_Provided entries_.
_ _ _

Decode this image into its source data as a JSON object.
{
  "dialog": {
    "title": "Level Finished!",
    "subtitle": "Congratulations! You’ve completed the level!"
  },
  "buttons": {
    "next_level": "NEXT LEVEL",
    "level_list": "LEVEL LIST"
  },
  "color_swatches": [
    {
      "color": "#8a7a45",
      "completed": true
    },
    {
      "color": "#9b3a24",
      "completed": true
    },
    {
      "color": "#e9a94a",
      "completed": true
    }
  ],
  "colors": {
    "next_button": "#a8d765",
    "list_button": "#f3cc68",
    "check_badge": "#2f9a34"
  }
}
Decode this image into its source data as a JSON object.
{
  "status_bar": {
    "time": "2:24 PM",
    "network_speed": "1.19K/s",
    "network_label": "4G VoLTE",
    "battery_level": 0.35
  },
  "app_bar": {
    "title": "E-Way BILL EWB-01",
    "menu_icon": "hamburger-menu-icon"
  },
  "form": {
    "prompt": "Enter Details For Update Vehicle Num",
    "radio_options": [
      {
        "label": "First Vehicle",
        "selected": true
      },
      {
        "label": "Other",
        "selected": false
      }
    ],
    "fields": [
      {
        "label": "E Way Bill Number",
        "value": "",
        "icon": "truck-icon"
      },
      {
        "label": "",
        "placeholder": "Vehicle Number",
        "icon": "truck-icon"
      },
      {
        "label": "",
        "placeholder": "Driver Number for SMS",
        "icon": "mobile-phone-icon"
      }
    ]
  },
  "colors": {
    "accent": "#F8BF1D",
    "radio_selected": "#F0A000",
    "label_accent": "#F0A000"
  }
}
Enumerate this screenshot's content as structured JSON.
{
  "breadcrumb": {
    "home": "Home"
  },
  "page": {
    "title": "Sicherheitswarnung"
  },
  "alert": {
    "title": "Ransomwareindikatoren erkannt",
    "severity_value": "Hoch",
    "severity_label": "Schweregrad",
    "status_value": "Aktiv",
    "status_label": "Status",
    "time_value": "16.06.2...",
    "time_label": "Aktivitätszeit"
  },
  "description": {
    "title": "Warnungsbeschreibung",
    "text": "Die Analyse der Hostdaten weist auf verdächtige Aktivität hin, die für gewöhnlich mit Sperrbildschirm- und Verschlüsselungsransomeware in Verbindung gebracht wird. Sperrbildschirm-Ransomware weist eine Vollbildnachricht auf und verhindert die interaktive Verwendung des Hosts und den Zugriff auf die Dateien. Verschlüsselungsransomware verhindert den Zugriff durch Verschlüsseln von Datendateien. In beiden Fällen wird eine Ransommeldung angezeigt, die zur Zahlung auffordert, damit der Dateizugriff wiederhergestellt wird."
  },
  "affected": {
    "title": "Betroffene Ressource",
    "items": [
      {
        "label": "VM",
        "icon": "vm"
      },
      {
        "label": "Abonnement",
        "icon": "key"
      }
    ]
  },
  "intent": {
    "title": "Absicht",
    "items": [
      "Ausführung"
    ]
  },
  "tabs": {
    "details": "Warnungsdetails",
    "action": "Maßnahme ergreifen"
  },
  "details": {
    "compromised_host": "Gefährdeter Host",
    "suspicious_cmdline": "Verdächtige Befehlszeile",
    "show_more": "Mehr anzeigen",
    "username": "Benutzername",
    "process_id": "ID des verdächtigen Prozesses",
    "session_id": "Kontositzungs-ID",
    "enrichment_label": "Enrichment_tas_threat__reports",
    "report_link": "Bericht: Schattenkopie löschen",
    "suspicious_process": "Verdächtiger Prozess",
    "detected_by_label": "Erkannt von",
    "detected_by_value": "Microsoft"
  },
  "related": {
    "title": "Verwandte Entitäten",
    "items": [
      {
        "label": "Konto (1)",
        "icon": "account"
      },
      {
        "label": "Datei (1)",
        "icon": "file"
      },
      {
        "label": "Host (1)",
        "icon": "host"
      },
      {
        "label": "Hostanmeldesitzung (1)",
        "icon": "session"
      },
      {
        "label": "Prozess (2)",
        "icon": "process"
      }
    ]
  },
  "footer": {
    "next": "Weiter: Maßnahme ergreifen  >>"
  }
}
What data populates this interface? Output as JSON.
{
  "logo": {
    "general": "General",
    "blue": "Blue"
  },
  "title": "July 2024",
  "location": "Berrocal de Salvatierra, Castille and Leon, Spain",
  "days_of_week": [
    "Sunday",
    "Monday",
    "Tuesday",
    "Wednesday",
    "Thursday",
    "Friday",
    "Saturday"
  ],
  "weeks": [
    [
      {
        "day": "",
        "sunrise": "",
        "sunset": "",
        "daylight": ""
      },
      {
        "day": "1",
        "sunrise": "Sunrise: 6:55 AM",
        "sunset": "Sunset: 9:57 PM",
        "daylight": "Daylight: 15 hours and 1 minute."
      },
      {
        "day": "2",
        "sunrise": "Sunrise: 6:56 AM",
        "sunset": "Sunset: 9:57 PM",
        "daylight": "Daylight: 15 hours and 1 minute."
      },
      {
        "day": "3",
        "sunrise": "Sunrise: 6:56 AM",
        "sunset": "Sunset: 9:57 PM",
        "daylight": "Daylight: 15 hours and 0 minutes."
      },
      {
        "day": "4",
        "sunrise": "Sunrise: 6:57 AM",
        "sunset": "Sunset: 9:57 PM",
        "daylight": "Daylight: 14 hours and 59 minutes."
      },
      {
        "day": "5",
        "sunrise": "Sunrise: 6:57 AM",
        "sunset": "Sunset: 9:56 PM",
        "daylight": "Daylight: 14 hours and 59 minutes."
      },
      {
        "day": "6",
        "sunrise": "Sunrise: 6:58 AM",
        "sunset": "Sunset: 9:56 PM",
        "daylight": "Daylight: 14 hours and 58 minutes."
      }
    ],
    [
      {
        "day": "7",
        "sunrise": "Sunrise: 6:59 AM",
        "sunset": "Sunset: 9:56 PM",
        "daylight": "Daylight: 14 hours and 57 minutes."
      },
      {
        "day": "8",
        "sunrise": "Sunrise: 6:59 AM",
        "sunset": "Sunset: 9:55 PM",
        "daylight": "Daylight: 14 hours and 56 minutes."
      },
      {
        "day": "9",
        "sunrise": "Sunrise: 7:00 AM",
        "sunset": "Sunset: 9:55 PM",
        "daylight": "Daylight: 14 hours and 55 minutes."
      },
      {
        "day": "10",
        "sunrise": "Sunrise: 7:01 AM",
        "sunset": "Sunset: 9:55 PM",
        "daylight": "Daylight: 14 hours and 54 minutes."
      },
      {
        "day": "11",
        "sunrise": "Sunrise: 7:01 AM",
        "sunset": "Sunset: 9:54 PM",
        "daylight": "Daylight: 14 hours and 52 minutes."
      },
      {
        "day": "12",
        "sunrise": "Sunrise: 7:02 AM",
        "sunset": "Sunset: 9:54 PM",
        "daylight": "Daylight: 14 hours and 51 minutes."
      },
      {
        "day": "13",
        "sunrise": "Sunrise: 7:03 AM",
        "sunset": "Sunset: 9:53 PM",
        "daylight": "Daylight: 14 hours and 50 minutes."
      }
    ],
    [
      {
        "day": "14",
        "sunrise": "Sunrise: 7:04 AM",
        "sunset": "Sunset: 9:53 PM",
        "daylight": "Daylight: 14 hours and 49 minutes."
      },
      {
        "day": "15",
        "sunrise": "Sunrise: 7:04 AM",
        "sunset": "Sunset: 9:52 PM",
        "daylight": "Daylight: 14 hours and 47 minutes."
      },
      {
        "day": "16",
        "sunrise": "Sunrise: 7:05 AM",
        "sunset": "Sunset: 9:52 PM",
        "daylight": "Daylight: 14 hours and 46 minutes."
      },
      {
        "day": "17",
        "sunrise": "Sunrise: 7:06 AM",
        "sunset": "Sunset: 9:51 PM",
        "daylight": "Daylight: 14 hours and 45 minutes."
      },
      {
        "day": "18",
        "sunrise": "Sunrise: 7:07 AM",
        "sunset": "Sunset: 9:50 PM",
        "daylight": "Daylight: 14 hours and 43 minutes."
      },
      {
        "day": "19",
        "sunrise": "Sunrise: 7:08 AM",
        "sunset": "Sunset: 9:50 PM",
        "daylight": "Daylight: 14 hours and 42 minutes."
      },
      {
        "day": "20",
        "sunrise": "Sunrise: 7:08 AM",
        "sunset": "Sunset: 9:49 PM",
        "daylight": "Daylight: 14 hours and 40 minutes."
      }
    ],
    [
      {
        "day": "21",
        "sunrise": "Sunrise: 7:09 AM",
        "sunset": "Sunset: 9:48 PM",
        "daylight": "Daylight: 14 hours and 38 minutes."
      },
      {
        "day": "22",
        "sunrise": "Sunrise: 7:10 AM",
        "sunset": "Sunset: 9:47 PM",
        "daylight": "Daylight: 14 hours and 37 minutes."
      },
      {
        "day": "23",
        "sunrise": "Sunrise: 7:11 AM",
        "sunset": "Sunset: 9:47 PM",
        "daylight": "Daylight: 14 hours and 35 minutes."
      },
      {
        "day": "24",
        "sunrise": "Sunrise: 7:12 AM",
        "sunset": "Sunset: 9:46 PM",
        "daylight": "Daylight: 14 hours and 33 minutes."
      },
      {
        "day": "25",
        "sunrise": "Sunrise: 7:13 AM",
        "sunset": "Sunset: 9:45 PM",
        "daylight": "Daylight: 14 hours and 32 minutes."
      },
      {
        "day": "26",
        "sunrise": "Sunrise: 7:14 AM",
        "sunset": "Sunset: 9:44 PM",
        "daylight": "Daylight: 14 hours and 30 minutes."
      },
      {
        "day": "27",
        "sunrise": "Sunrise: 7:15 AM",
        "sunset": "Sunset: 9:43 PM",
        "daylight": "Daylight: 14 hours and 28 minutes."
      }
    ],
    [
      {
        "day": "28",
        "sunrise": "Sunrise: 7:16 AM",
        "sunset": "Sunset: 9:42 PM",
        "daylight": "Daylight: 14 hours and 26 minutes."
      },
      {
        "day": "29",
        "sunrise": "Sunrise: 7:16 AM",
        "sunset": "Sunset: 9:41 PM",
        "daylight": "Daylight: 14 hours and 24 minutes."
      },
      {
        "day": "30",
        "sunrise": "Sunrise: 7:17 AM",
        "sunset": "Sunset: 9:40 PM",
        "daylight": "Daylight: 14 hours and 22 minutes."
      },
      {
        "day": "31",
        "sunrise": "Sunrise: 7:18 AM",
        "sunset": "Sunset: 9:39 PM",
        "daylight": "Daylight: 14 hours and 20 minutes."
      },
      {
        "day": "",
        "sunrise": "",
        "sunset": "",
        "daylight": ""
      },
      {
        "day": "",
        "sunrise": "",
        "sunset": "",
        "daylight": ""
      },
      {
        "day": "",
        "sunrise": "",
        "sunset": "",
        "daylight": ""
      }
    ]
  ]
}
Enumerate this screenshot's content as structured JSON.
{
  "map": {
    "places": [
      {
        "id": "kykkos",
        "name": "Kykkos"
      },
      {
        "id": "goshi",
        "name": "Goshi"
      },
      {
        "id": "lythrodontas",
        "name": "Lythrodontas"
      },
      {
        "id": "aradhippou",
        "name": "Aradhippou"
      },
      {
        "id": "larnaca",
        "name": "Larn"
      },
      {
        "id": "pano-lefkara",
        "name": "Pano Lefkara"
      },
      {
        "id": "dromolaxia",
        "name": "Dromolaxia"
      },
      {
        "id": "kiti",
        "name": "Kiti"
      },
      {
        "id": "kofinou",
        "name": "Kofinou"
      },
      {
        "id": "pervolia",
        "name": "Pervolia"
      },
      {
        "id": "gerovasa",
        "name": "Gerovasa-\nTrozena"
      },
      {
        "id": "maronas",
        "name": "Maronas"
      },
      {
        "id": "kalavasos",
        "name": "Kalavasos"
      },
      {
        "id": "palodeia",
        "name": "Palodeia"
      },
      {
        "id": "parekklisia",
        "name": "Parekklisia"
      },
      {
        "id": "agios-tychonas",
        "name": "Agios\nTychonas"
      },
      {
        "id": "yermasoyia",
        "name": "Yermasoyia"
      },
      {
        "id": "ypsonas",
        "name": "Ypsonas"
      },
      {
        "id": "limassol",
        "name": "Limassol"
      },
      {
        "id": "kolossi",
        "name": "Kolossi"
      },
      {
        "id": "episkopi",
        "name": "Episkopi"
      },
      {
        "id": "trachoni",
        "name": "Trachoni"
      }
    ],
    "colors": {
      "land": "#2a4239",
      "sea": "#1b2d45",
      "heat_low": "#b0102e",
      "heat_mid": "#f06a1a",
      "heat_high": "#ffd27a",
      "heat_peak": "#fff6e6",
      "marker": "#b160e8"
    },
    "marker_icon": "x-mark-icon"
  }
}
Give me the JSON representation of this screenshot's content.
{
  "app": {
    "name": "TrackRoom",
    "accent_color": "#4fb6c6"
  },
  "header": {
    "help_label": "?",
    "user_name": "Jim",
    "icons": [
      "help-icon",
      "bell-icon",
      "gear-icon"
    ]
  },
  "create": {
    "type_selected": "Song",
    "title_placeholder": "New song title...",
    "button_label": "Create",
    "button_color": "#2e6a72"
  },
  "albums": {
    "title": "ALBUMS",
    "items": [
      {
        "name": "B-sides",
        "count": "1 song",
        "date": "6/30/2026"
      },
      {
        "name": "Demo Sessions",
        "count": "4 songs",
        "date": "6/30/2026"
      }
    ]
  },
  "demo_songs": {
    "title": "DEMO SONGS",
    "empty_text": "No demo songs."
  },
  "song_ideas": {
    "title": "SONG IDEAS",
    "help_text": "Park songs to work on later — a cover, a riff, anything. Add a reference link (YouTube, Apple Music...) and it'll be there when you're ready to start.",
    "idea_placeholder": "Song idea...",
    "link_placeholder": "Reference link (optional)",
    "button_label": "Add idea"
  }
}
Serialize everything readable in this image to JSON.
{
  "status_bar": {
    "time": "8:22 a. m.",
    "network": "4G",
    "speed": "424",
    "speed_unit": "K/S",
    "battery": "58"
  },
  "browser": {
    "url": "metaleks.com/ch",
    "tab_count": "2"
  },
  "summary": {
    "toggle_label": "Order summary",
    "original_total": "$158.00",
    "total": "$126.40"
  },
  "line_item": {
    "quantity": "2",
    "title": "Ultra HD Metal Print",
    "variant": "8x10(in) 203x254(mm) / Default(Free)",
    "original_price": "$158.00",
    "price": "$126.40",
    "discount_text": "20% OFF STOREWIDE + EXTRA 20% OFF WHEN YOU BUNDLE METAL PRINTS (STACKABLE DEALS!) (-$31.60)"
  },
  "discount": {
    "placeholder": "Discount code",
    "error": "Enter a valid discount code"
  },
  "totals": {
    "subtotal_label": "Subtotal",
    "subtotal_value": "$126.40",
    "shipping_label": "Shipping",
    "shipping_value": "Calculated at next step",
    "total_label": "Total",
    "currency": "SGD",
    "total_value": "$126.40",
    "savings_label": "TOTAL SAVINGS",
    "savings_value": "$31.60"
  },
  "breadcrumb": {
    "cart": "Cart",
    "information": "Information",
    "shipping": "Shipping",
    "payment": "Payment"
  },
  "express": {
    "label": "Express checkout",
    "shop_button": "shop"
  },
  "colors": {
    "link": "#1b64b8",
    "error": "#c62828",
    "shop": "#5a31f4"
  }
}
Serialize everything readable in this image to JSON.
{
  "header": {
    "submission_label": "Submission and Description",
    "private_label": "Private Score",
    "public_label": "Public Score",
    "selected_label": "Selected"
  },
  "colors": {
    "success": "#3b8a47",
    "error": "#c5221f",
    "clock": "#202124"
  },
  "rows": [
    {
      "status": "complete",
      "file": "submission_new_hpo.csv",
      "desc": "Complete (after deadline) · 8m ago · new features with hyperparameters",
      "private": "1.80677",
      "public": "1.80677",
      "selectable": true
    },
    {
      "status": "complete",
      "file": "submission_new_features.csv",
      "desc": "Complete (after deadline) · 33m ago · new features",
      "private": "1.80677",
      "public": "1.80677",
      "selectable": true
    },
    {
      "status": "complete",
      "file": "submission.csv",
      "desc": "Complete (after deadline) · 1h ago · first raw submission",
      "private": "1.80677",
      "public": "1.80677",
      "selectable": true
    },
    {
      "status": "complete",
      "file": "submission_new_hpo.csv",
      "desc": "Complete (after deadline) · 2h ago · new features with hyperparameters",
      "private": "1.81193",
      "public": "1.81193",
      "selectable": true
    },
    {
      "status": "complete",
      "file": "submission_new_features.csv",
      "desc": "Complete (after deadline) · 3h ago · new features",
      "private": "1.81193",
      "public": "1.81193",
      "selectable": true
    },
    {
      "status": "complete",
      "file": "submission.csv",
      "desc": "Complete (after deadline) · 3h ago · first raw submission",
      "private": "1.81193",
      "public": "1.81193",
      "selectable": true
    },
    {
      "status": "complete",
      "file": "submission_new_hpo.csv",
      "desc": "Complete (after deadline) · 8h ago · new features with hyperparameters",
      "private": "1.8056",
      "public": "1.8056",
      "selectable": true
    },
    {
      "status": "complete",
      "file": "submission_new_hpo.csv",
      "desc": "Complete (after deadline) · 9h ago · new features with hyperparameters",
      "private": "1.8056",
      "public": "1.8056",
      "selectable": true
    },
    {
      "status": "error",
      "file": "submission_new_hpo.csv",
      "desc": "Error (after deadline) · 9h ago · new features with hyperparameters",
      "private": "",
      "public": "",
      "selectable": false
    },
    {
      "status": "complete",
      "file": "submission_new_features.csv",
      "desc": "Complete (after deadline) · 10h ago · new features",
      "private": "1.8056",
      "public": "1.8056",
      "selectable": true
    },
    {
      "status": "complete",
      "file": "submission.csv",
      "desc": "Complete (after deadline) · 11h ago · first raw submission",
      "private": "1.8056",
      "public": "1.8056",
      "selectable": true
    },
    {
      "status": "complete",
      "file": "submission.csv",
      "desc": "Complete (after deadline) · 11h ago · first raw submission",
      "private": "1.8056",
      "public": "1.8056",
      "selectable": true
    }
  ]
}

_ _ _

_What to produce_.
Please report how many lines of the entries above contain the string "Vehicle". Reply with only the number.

_Exercise answer_.
3